The Atlantic, unveiled in concept form at April’s 2012 New York motor show, was scheduled to enter production later this year and go on sale in the US in around 12 months’ time, but now appears unlikely to hit showrooms before the second half of 2014.
The internal documents reveal the Atlantic’s 300,000 square metre production plant in Wilmington, Delaware will undergo retooling throughout 2012 and 2013, with a production-specification prototype anticipated to begin testing in the middle of 2013.
When completed, the plant will have an annual capacity of 250,000 vehicles, with the Atlantic capped at 125,000 per year. Fisker’s first and only production car to date, the larger and sportier Fisker Karma, is produced in Finland by Valmet Automotive.
Fisker’s documents identify the BMW 3-Series and 5-Series, the Mercedes-Benz C-Class and E-Class, the Audi S4 and A6, and the Jaguar XF as the Atlantic’s key rivals. The plug-in manufacturer admits its new model will need to be priced between US$50,000-US$60,000 ($50,400-$60,500) to be competitive in that market.
The Fisker Atlantic will employ a BMW-sourced 224kW four-cylinder turbocharged petrol engine as a generator, combining with a lithium-ion battery from Massachusetts-based technology company A123 Systems – the supplier of the Karma’s batteries – and one, or potentially two, electric motors.
Fisker is targeting a 0-100km/h sprint time of 6.5 seconds, just two-tenths adrift of the Karma, and CO2

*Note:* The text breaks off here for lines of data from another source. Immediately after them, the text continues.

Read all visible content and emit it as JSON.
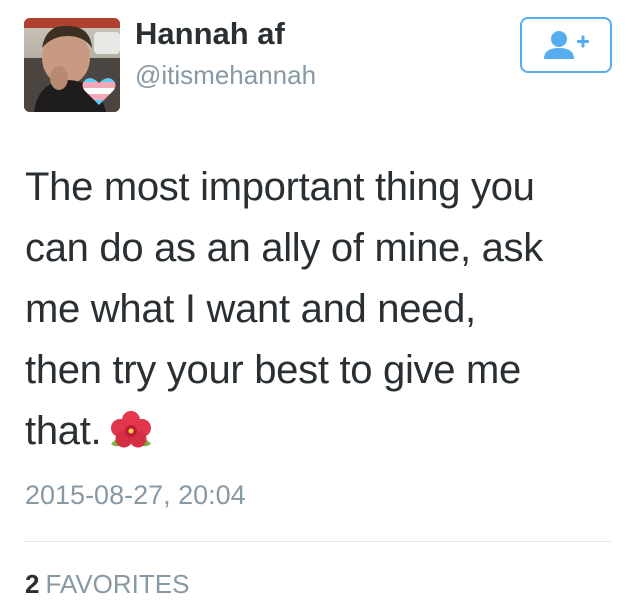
{
  "user": {
    "display_name": "Hannah af",
    "handle": "@itismehannah",
    "avatar_icon": "profile-photo-with-trans-heart",
    "follow_icon": "add-user-icon"
  },
  "tweet": {
    "lines": [
      "The most important thing you",
      "can do as an ally of mine, ask",
      "me what I want and need,",
      "then try your best to give me",
      "that."
    ],
    "emoji": "hibiscus-emoji",
    "timestamp": "2015-08-27, 20:04"
  },
  "stats": {
    "favorites_count": "2",
    "favorites_label": "FAVORITES"
  },
  "colors": {
    "accent": "#55acee",
    "text": "#292f33",
    "muted": "#8899a6",
    "divider": "#e1e8ed"
  }
}
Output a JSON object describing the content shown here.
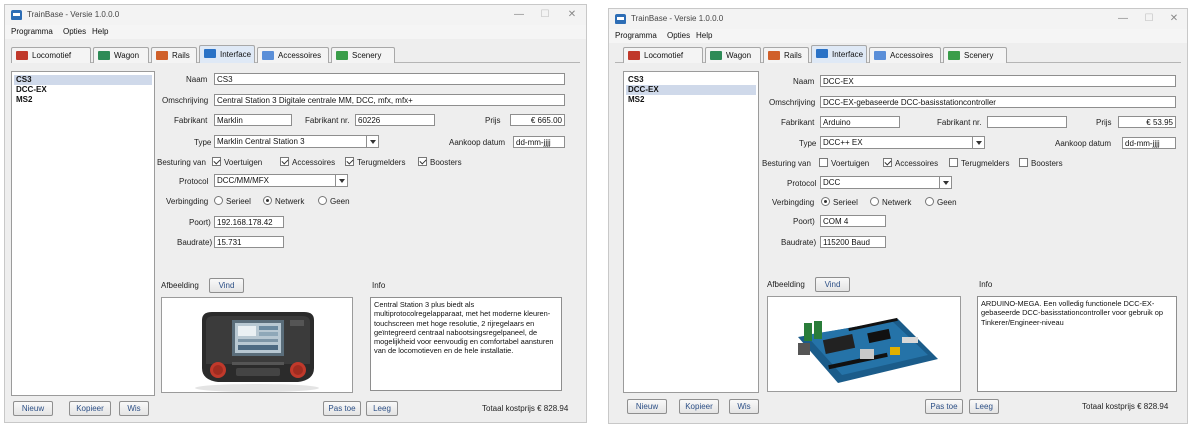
{
  "app": {
    "title": "TrainBase - Versie 1.0.0.0",
    "menu": [
      "Programma",
      "Opties",
      "Help"
    ],
    "window_controls": [
      "—",
      "☐",
      "✕"
    ],
    "tabs": [
      "Locomotief",
      "Wagon",
      "Rails",
      "Interface",
      "Accessoires",
      "Scenery"
    ],
    "active_tab": "Interface"
  },
  "labels": {
    "naam": "Naam",
    "omschrijving": "Omschrijving",
    "fabrikant": "Fabrikant",
    "fabrikant_nr": "Fabrikant nr.",
    "prijs": "Prijs",
    "type": "Type",
    "aankoop_datum": "Aankoop datum",
    "besturing_van": "Besturing van",
    "protocol": "Protocol",
    "verbinding": "Verbingding",
    "poort": "Poort)",
    "baudrate": "Baudrate)",
    "afbeelding": "Afbeelding",
    "info": "Info"
  },
  "buttons": {
    "vind": "Vind",
    "nieuw": "Nieuw",
    "kopieer": "Kopieer",
    "wis": "Wis",
    "pas_toe": "Pas toe",
    "leeg": "Leeg"
  },
  "options": {
    "besturing": [
      "Voertuigen",
      "Accessoires",
      "Terugmelders",
      "Boosters"
    ],
    "verbinding": [
      "Serieel",
      "Netwerk",
      "Geen"
    ]
  },
  "colors": {
    "window_bg": "#eeeeee",
    "selection": "#cfd9ea",
    "active_tab": "#dfe9f6",
    "button_text": "#2c4f86"
  },
  "list_items": [
    "CS3",
    "DCC-EX",
    "MS2"
  ],
  "windows": [
    {
      "selected_item": "CS3",
      "naam": "CS3",
      "omschrijving": "Central Station 3 Digitale centrale MM, DCC, mfx, mfx+",
      "fabrikant": "Marklin",
      "fabrikant_nr": "60226",
      "prijs": "€ 665.00",
      "type": "Marklin Central Station 3",
      "aankoop_datum": "dd-mm-jjjj",
      "besturing_checked": [
        true,
        true,
        true,
        true
      ],
      "protocol": "DCC/MM/MFX",
      "verbinding_selected": "Netwerk",
      "poort": "192.168.178.42",
      "baudrate": "15.731",
      "info": "Central Station 3 plus biedt als multiprotocolregelapparaat, met het moderne kleuren-touchscreen met hoge resolutie, 2 rijregelaars en geïntegreerd centraal nabootsingsregelpaneel, de mogelijkheid voor eenvoudig en comfortabel aansturen van de locomotieven en de hele installatie.",
      "image": "central-station-3-photo",
      "totaal": "Totaal kostprijs € 828.94"
    },
    {
      "selected_item": "DCC-EX",
      "naam": "DCC-EX",
      "omschrijving": "DCC-EX-gebaseerde DCC-basisstationcontroller",
      "fabrikant": "Arduino",
      "fabrikant_nr": "",
      "prijs": "€ 53.95",
      "type": "DCC++ EX",
      "aankoop_datum": "dd-mm-jjjj",
      "besturing_checked": [
        false,
        true,
        false,
        false
      ],
      "protocol": "DCC",
      "verbinding_selected": "Serieel",
      "poort": "COM 4",
      "baudrate": "115200 Baud",
      "info": "ARDUINO-MEGA. Een volledig functionele DCC-EX-gebaseerde DCC-basisstationcontroller voor gebruik op Tinkerer/Engineer-niveau",
      "image": "arduino-mega-board-photo",
      "totaal": "Totaal kostprijs € 828.94"
    }
  ]
}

emissions of just 50 grams per kilometre, which roughly translates to fuel consumption of 2.1 litres per 100km.